Natural Childbirth the Bradley Way, by Susan McCutcheon-Rosegg
If you're considering natural childbirth, I highly recommend the Bradley Book. We used most of the Bradley Method, although there were a few things we did not do, like practice our exercises naked or eat four thousand pounds of protein every day. :) You have to pick and choose what you like, but this book did a really good job of preparing us for what would probably happen on the big day! In fact, during the last week of my pregnancy we got it out again and re-read a couple of chapters that were very helpful at identifying what kind of pregnancy and birth we were having. (I was an "any day now" pregnancy: waiting for two weeks at 4 cm; getting really frustrated toward the end, then finally showing up to the hospital fully dilated. Oops!) I'm really glad we had this book.
Ina May's Guide to Childbirth, by Ina May Gaskin
Whether you're going natural or not, Ina May's guide is a must-read! It gets really weird at times, but I loved reading all of the birth stories in the first section of the book.
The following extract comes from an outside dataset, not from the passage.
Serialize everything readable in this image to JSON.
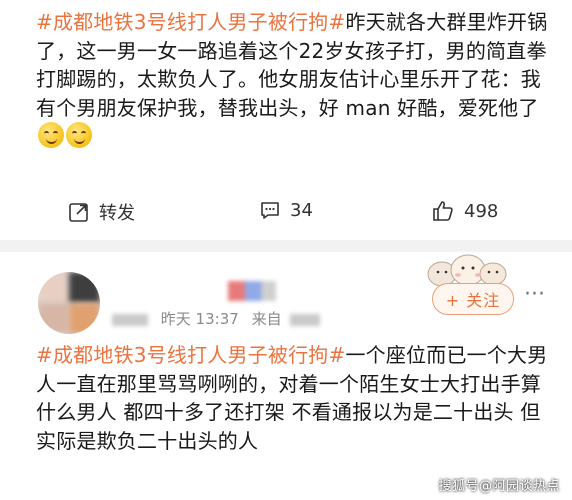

I would read a story and then decide what I would do if _________. Many times I thought, "No WAY and I doing THAT!" and many times I thought, "Oh, I'm totally going to remember to do that." Plus, there's a really funny picture in here that will totally gross you out and make you laugh at the same time. While the first part of the book is all stories, the second half is all business. It's the science behind childbirth and it addresses all of the misconceptions and fears that are out there. If anything, it will make you very confident in yourself, which is a huge benefit on baby day!
The Womanly Art of Breastfeeding, by The La Leche League
Here's one that a friend told me about. She said her daughter-in-law was having a lot of problems breastfeeding and they bought this book to help, which it did. So I thought I'd read it before the birth and I'm very glad that I did! There are parts that I didn't totally agree with, so you have to pick and choose what's best for you and your family. It was very helpful at explaining how to breastfeed, what to do in the beginning, and how the breastfeeding relationship and routine changes as your baby grows. I kept it by my bedside and used it as a reference quite a few times while Sylvia was nursing.
Good Night, Sleep Tight, by Kim West
I love this book and I hate it. The Sleep Lady has many great tips and advice about how to put a baby to bed, and in the first couple months we followed her "plan" pretty diligently. But recently I realized that we're breaking quite a few of her rules these days. The big one is that we broke down and let Sylvia "cry it out," and as guilty as I felt about it at the time, I'm so glad we chose that method because now she sleeps like a champ! I also rock her to sleep every once in a while, which is a huge no-no according to this book, but I can't help myself. There's nothing better than rocking a sweet baby to sleep! The most helpful part of this book is the chapter that explains how much sleep you can expect your child to get at certain ages. Once again, though, now that Sylvia doesn't nap at day care, I don't use The Sleep Lady as much as I used to. Her solution for a non-napping day care baby? Switch day cares. Ummmm, no thank you.
So there you have it. The four books I would pass on to any friend who wants them! Notice I did NOT include the What to Expect When You're Expecting, because I really, really don't like it. I have it, and I've used it as a reference, and I'd happily lend it to anyone who wants it, but I think these four books are much more helpful. No matter what you read, though, heed this advice that was given to me by a great friend:
In the end, the best person to tell you what's best for you baby is YOU. That baby doesn't know there are a hundred different ways to do things. You're the only parents that little girl has! She only knows what you do, and she loves you for it.
Now, if you'll excuse me, I have more cleaning to do.